  5. The update frequency of the data on display is not documented.

Having worked with databases for about 30 years now, this looks like this data comes directly from some kind of manually curated data set to me. There is obviously no decent data standardization process in place.

But whining alone doesn't help, so I decided to implement the missing API on a tiny server hosted in Germany. It took me about 12 hours of my private time, including implementing basic data sanitization.

The most difficult part was to automate the CSV download, since the submit button calls some JavaScript function, and thus can't be called using a HTTP request or a scraping library like beautifulsoup. I'm now using a remote controlled headless Browser via selenium. That the HTML name attribute frequently changes does not especially help, either. This has been solved with an XPATH expression on the value.

The demo API is available under You will be warned because of the self-signed SSL certificate. This is ok, AWS did not want to register a domain, so no Let's Encrypt. But this just swaps SSL with SSH semantics anyway. Since it is for demonstration purposes only, and runs on a small server, there is a rate limiter in place. Resource names and data are in German, like in the source system.

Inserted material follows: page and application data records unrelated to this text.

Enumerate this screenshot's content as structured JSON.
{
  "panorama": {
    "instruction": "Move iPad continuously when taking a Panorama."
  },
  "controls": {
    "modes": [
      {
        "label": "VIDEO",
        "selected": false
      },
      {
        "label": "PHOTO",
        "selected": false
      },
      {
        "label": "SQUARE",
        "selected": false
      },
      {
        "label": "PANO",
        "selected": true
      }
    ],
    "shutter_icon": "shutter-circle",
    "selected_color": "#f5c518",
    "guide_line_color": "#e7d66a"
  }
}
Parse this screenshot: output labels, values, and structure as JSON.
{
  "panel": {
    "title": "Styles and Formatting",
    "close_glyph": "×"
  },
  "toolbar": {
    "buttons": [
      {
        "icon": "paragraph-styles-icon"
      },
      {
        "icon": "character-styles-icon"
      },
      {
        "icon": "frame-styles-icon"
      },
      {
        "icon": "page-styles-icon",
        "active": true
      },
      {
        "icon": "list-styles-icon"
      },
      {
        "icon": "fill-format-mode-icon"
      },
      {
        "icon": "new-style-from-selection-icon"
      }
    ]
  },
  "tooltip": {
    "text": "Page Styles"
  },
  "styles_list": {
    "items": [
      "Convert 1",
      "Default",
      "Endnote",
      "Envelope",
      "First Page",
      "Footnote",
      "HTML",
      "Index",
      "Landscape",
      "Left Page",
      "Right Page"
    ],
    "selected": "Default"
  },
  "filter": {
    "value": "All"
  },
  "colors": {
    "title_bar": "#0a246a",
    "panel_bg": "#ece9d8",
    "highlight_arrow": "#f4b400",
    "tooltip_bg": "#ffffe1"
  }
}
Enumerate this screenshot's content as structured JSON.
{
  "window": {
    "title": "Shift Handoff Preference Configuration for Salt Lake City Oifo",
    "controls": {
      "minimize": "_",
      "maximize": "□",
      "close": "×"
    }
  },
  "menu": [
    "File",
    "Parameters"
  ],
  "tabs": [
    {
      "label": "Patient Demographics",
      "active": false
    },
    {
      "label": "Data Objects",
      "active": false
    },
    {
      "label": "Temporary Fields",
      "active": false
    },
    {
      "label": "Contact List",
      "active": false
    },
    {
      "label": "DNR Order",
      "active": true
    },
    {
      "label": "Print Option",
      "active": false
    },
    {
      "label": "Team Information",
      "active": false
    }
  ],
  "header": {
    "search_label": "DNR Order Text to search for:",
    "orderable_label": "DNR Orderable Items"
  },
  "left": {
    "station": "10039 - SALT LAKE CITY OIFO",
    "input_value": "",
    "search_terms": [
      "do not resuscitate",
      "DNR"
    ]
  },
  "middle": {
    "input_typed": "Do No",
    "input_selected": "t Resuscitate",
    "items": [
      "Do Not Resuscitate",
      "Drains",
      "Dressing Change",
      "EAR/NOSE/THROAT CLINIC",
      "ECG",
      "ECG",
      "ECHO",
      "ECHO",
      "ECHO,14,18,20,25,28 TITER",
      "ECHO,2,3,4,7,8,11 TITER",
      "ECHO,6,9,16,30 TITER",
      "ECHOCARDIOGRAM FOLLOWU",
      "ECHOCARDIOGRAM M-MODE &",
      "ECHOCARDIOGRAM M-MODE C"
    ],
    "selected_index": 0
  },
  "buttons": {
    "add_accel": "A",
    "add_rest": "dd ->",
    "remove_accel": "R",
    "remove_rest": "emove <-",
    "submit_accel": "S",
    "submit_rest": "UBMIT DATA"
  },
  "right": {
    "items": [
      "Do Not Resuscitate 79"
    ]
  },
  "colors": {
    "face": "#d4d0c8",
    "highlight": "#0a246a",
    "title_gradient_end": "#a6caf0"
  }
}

The source code can be found on GitHub. Maybe somebody at BfArM realizes that it does not cost a fortune to implement an API on top of what they already have, and finds my example useful to build on.

Public data (I assume it is public, there is no need to register) is updated daily at 11:00 UTC. In complicance with Article 4 of the GDPR, personal information (Client IP address, Telephone number and E-Mail address) is not stored or displayed. As mentioned before, the API is hosted in Germany.

I'm not intending to run this forever, and outages are possible at any time. I have shut down the service by now.